> > While I've never actually seen a definition for the prefix "mega,"
> >it's become popular to use mega as million. E.G. megahertz- one million
> - MegaKat University Public Advisory -
> As you can see from the table, Mega, in its exact definition, is 1 million.
> Lately though what has been popular to use it to describe anything large,
> whether it's exactly 1 million or not. So the "Mega" in MegaKat City
> probably just means they consider it a very large city compared to the rest
> of the ones on the planet.
Of all the terms listed there, two tend to be used to just mean big
(Mega) and small (Micro) I have a real problem with Mega meaning the
same thing on the Kat world that it does here (That is meaning million in
some instances, and big in others.) since Razor *has* said "million Megavolts"
In our world whenever a unit of anything is added to to either of the two
prefixes, it has the numerical meaning, not an obscure specification of size.
The only way I see of getting away from this is to toss the numerical meaning
of mega on the Kat world out the window. Then a megavolt just means lots of
juice. That still means the scrambler missle must have one heck of good
transformer in it ;->
I figure MegaKat city has a populace of over 50 million for a variety
of reasons. Tokyo has about 30 million, right? MegaKat City is within a
comic book-like context and really big cities are commonplace there (As someone
mentioned, Judge Dredd is like that.) And if the SWAT Kats' present is
technologically a few decades ahead of our own, then maybe other aspects, such
as population are of a future scale? Not to mention that such huge size would
be needed to finance the Enforcer budget, and make sure that not all of the
town is destroyed with each disaster.

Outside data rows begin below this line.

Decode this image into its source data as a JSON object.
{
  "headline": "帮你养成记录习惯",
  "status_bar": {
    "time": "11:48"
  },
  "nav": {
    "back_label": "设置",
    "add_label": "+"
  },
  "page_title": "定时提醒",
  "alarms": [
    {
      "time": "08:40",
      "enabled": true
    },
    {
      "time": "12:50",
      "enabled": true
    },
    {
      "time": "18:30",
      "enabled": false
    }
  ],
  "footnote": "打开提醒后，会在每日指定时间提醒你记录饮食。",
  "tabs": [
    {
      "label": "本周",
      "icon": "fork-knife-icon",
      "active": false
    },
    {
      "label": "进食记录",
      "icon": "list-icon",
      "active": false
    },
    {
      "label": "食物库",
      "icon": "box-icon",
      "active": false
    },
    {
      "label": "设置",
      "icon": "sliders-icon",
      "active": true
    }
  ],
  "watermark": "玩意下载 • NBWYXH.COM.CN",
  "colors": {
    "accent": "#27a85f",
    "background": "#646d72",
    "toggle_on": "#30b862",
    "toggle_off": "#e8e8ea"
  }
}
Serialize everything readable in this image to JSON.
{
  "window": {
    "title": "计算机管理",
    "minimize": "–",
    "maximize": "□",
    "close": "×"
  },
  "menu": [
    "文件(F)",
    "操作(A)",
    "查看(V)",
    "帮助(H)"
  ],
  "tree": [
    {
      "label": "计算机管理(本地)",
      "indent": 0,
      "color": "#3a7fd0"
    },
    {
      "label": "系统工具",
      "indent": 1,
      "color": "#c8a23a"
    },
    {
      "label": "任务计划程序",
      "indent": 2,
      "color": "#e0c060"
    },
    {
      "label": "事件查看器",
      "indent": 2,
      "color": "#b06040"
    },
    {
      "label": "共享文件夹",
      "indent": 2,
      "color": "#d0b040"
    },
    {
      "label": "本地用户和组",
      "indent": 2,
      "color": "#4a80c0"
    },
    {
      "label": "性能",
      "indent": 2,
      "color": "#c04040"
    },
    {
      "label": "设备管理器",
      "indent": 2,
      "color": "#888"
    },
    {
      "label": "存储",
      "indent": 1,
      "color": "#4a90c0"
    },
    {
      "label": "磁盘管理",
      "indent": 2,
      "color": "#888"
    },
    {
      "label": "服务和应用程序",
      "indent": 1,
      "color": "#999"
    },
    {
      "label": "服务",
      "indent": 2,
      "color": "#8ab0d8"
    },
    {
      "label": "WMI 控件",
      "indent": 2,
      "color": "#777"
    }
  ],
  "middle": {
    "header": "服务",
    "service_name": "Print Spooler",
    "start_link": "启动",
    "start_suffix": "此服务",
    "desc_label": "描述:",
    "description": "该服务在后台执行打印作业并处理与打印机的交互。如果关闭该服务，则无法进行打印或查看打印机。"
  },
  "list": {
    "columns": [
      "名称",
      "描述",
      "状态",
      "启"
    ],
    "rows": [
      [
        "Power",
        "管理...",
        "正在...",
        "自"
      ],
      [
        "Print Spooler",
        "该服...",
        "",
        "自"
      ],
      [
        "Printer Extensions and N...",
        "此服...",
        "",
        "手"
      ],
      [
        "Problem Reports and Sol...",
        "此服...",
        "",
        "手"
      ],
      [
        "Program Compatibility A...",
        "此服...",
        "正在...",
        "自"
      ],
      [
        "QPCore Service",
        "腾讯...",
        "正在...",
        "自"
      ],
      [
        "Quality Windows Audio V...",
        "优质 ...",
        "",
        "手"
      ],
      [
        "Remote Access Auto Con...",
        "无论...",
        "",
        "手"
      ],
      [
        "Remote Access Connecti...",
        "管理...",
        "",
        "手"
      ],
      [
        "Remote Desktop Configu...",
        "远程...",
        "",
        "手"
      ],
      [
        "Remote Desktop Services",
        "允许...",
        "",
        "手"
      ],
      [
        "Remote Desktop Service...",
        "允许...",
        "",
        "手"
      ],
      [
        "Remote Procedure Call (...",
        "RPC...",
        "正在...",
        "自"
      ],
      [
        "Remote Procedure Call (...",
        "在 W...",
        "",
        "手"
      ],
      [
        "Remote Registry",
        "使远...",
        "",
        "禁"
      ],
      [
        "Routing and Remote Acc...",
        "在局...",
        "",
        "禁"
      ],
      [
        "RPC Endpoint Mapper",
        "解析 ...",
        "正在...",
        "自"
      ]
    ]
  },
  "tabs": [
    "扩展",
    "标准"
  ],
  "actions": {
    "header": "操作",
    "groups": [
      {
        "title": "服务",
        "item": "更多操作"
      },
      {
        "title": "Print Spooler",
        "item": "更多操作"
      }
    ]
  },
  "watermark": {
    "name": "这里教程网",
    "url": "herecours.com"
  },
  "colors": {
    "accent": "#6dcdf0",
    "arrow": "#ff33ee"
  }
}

|\ __ /| Kevin L. Knoles klknole_at_rs6000.cmp.ilstu.edu |\ __ /|
| | | |
\ / Check out SWAT Kats on the Web: \ /
Received on Sat Mar 30 1996 - 15:42:43 PST